The first time I was in Kuala Lumpur, it was New Year's Eve. It was also when one of my most cited, but ultimately useless, observations took shape: that Malaysians have pretty tepid beer. I mean, understandably, because it's not really a beer-drinking society. But I remember being pretty excited about trying it out, and realizing that I have no idea what the "big" beer brands there are, because of course there aren't any.
But then I wasn't paying that much attention. I only really began to do so in my later trips, when I started flying out on my own. On my second trip - technically to Puchong, not Kuala Lumpur - I wasn't near a convenience store, but it's offset by the fact that I was near an Old Town coffee shop, where I tried a cup of their coffee without milk or sugar. It was a pretty good cup. On my third trip - the one where Shalla finally met Zaty in person - I remember being amazed at the idea of Yakult coming in multiple flavors, and me realizing that the one flavor we have in the Philippines equates to orange in the Malaysian market.

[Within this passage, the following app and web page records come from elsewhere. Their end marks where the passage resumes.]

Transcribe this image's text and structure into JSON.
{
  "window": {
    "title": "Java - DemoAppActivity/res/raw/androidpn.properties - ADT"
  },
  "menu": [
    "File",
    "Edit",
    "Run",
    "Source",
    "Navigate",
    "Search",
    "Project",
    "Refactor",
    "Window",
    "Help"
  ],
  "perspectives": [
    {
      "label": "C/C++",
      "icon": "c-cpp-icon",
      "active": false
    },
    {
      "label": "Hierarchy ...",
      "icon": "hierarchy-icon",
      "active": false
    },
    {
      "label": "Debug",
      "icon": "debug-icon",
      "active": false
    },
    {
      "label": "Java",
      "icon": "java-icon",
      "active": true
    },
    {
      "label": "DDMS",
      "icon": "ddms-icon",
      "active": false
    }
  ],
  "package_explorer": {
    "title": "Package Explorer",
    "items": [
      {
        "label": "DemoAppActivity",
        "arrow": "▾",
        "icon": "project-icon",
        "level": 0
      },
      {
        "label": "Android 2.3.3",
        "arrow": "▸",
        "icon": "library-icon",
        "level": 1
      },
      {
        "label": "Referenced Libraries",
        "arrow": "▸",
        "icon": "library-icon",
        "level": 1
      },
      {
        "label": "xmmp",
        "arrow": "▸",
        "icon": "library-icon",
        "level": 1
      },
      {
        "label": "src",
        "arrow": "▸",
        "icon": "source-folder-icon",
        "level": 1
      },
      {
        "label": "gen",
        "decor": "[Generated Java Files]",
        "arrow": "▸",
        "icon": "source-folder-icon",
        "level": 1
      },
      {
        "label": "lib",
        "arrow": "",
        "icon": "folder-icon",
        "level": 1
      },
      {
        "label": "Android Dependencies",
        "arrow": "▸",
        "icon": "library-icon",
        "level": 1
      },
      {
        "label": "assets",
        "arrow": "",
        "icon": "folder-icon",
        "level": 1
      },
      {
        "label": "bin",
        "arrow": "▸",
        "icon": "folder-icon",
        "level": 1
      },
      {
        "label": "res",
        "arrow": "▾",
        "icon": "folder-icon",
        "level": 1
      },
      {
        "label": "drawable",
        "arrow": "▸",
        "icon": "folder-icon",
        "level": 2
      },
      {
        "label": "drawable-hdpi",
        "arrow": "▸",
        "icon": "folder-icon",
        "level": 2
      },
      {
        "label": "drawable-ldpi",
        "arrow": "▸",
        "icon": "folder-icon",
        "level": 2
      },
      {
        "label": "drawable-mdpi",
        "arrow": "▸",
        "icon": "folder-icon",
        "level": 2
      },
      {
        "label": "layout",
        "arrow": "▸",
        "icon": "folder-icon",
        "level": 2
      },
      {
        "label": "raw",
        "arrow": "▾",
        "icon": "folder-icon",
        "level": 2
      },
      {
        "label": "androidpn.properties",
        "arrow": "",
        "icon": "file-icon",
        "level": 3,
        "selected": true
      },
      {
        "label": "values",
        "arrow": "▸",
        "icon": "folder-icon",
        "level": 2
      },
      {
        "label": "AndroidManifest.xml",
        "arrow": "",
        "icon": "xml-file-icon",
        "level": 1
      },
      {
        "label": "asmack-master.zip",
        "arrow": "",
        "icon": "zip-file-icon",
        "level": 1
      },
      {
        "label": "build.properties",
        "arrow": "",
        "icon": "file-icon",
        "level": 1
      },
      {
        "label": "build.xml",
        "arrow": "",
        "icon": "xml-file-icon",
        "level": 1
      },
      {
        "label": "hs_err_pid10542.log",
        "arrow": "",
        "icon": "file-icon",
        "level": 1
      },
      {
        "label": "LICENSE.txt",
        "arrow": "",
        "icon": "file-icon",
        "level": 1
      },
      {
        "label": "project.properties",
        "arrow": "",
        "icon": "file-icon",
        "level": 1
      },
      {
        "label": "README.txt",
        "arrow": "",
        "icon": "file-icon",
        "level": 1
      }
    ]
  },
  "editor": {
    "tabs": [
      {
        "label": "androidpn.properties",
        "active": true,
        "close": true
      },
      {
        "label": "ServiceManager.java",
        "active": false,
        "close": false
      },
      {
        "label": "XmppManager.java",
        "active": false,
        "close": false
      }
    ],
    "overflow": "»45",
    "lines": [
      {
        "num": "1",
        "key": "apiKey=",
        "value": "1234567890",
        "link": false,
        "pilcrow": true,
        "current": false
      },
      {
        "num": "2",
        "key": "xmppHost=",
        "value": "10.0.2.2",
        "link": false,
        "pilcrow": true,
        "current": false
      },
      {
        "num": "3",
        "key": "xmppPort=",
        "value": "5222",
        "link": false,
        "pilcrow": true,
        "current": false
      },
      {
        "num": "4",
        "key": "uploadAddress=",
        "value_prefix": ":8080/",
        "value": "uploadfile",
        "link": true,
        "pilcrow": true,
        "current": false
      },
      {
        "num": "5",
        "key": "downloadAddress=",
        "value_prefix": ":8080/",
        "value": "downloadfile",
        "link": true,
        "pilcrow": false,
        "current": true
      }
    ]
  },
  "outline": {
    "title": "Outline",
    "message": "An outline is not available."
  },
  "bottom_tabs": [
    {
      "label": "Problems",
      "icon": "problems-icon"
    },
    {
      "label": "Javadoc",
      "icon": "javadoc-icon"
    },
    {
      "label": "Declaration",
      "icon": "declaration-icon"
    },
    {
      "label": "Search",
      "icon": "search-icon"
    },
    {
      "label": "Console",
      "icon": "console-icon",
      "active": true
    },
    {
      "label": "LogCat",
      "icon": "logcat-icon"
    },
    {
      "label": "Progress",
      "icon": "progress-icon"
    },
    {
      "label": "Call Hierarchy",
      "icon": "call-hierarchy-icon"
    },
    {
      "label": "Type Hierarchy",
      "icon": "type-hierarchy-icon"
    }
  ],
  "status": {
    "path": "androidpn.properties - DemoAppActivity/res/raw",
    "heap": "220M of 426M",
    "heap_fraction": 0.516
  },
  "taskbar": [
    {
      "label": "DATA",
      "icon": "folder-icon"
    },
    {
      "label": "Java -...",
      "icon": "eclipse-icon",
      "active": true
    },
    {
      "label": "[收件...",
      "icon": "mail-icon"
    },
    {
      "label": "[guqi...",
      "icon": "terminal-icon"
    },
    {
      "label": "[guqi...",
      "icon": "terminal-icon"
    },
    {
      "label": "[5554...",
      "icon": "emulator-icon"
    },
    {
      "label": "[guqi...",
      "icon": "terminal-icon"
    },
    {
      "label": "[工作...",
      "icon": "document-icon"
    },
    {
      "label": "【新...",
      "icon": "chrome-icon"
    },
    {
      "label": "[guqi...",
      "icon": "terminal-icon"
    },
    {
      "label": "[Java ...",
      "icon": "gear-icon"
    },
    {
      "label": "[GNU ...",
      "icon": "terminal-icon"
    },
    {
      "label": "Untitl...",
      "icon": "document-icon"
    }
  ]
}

That, and the existence of a mashed potato dispenser, although judging from the Maggi branding I'm very certain it's powdered.

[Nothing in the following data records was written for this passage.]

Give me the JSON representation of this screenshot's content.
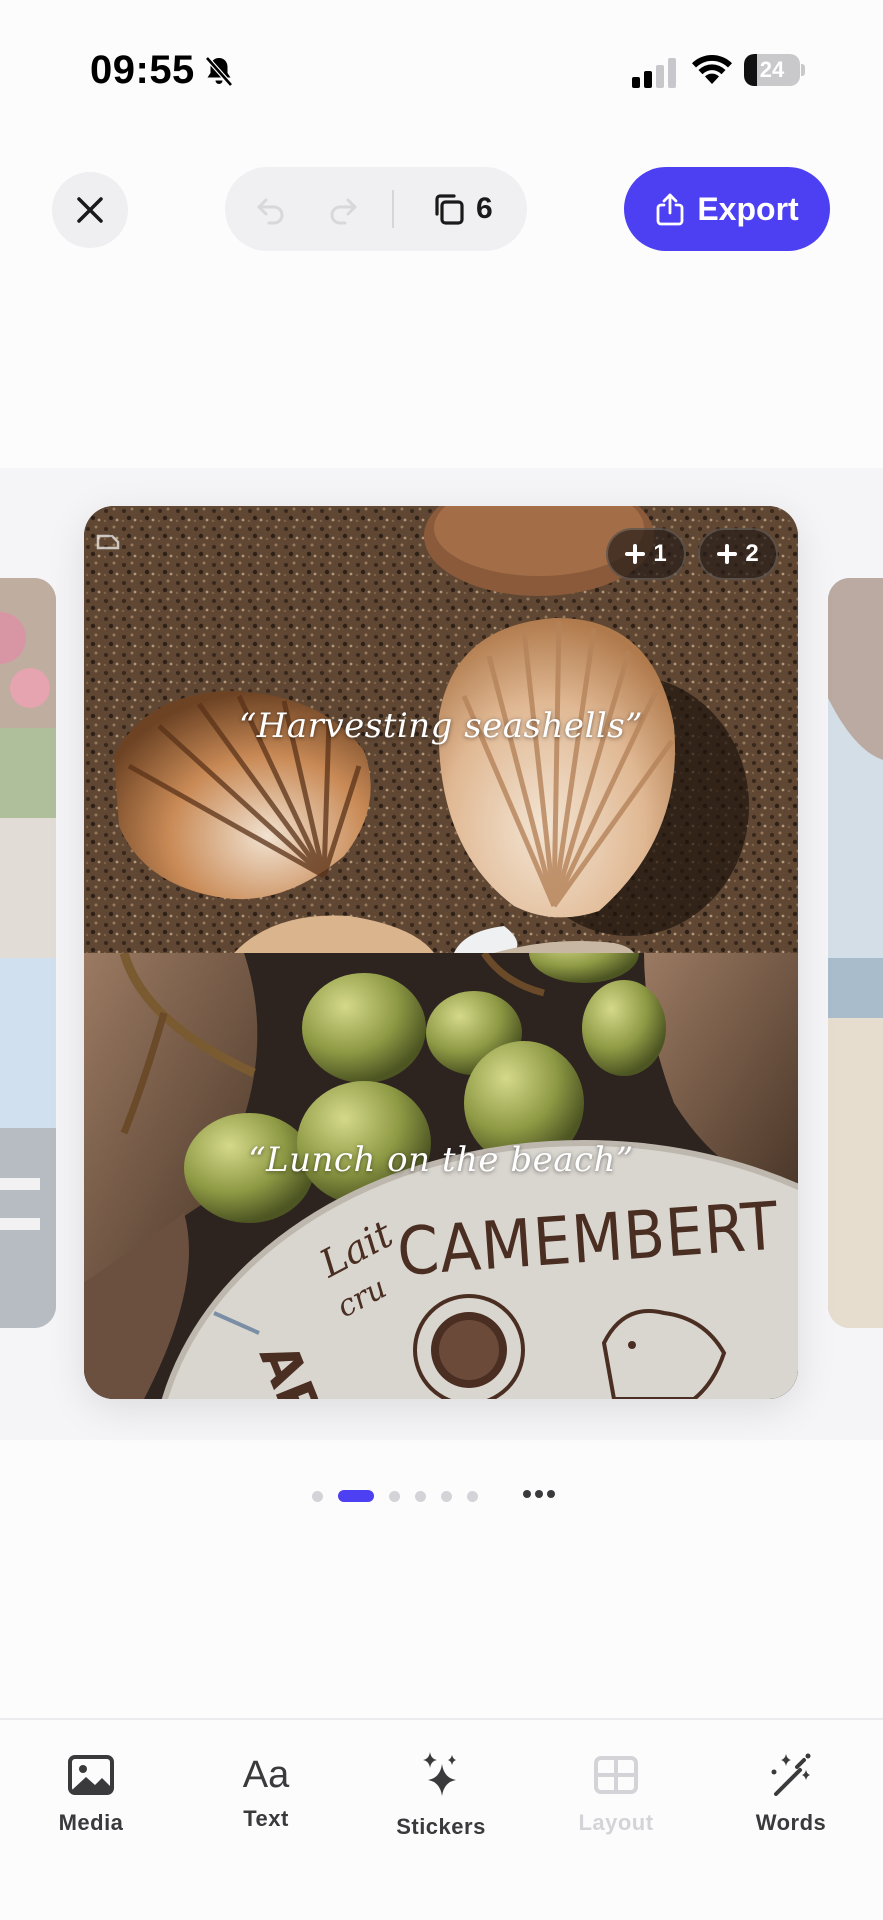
{
  "status_bar": {
    "time": "09:55",
    "battery_percent": "24",
    "battery_level": 0.24
  },
  "toolbar": {
    "close_icon": "close-icon",
    "undo_icon": "undo-icon",
    "redo_icon": "redo-icon",
    "pages_icon": "pages-icon",
    "page_count": "6",
    "export_label": "Export",
    "export_icon": "share-icon",
    "accent_color": "#4d3ff2"
  },
  "canvas": {
    "top_photo": {
      "subject": "seashells",
      "caption": "“Harvesting seashells”"
    },
    "bottom_photo": {
      "subject": "grapes-and-camembert",
      "caption": "“Lunch on the beach”",
      "printed_text": [
        "CAMEMBERT DE N",
        "Lait cru",
        "APP"
      ]
    },
    "add_chips": [
      {
        "label": "1",
        "icon": "plus-icon"
      },
      {
        "label": "2",
        "icon": "plus-icon"
      }
    ]
  },
  "pagination": {
    "total_dots": 6,
    "active_index": 1,
    "more_icon": "more-dots-icon"
  },
  "tabbar": {
    "items": [
      {
        "label": "Media",
        "icon": "image-icon",
        "enabled": true
      },
      {
        "label": "Text",
        "icon": "text-aa-icon",
        "glyph": "Aa",
        "enabled": true
      },
      {
        "label": "Stickers",
        "icon": "sparkles-icon",
        "enabled": true
      },
      {
        "label": "Layout",
        "icon": "layout-grid-icon",
        "enabled": false
      },
      {
        "label": "Words",
        "icon": "magic-wand-icon",
        "enabled": true
      }
    ]
  }
}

I didn't stay at a hotel during my first trip in Taipei, but rather, in a spare home owned by one of our hosts. It was a bit of a walk towards the nearest FamilyMart - I remember being afraid of getting lost, even if all I had to do was remember that the neighborhood revolves around the elementary school - for breakfast that I'd take home anyway, alongside an English newspaper. But then I met Jackie several times, back when she worked there. My other distinct memory was picking out a bottled tea drink somewhere in Ximen, when she brought me to this noodle place she always brings friends to.
Seoul is also surprisingly vague, but then there were a lot of things to take in when we went there - the music, the many make-up stores, the fact that it's winter. There is a convenience store near our hotel, one we visited almost daily so that we can try the drinks they had on offer. All those milks. Banana, of course. (Binggrae banana milk is sold here, in tetra packs rather than plastic bottles, but the ones you buy in South Korea is much better.) I had chocolate, which wasn't memorable in hindsight. Shalla had this big bottle of watermelon milk. (Contrary to my recollection, it's not at the GS25 near the JYP headquarters.) But really, they were more useful for those heat packs we ended up needing across the six days we were there, as well as bottles of Vita 500 that I didn't realize I needed until I fell sick on the fourth day. Besides, Dongdaemun has a lot of street food stalls, and I couldn't read High Cut.

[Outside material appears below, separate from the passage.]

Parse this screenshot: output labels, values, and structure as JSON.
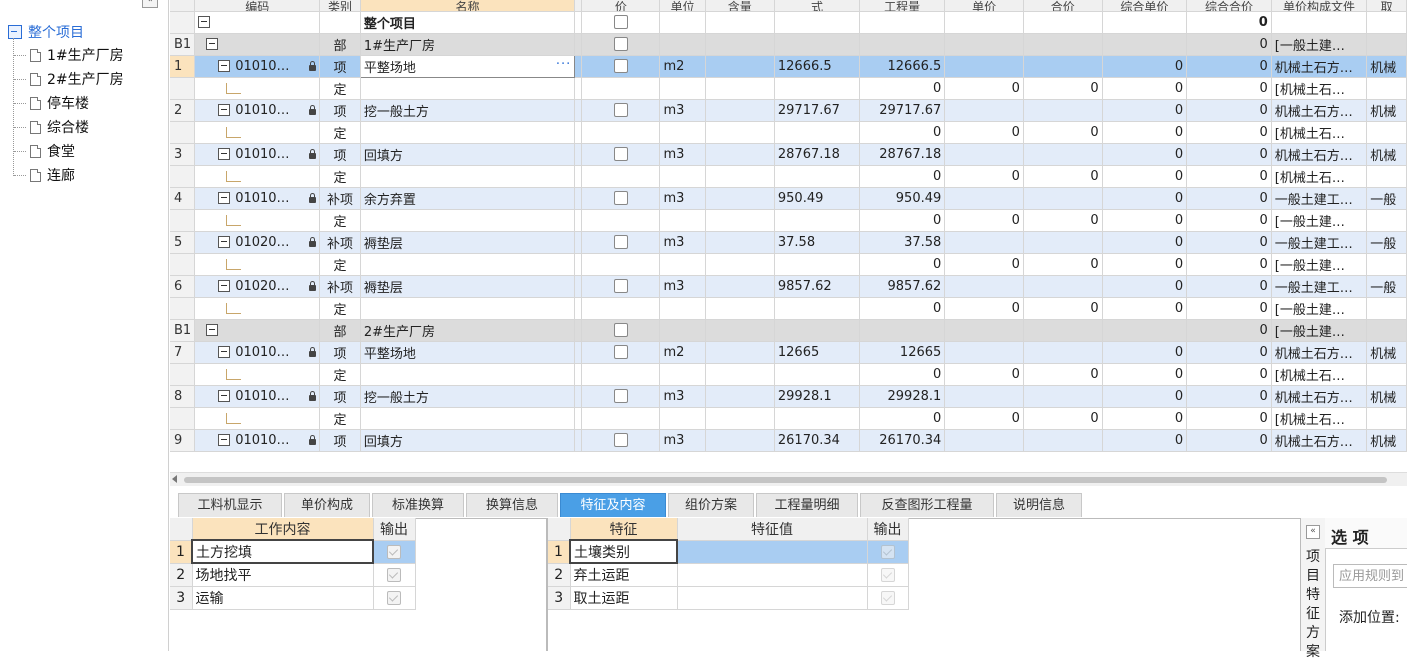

Now, Hong Kong - of course I've been here loads of times, most of them by myself. I stayed at the same hotel every year for five years, and there was always a 7-Eleven across the entrance, where I'd always buy a copy of the South China Morning Post and whatever I was in the mood to drink. The first time, it was Morning Rice, a Korean drink that I surprisingly never found in Seoul, and I never found in Hong Kong since.
Shalla and I stayed in a different hotel when we went there two years ago, but there was also a 7-Eleven across the street. I'm sure the cashier was a bit peeved by us, or by not-really-noisy me. But then, we finished up the store's stock of Horlicks and mint Kit-Kats. It was never restocked for the rest of our trip.
It's pretty obvious why I'm not this fascinated with the convenience stores here. I mean, I'm pretty intimate with them. There'll always be siopao and soju and random chocolate bars. Our convenience stores do what we ask them to do, but a part of me wishes they'd be like the convenience stores elsewhere. I mean, I know I sound stupid here, but my mind was blown when I found myself at a 7-Eleven in Taiwan that offered photocopying services, or when I realized convenience stores in Hong Kong won't really give you receipts - a hint I never got until a few years in, when I noticed the cashier had a puzzled look when I asked for a slip of paper with words I couldn't understand printed on it. And then, of course, there are the items you'll never find here in the first place, like candy bars we'd never see here, or all those boxes of Chinese medicine. I love staring at shelves. A colleague told me I could work in retail precisely because of this.
These stores are a glimpse of a life elsewhere, a life in a place we would only have a passing familiarity with, a life we somehow wish we lived. What's on the shelves are different. What's on the fridges are different. What's on the doors are different. I mean, I'm sure there's no convenience store in Manila where a sound plays every time a customer comes in.
How long until we can finally get out of this place?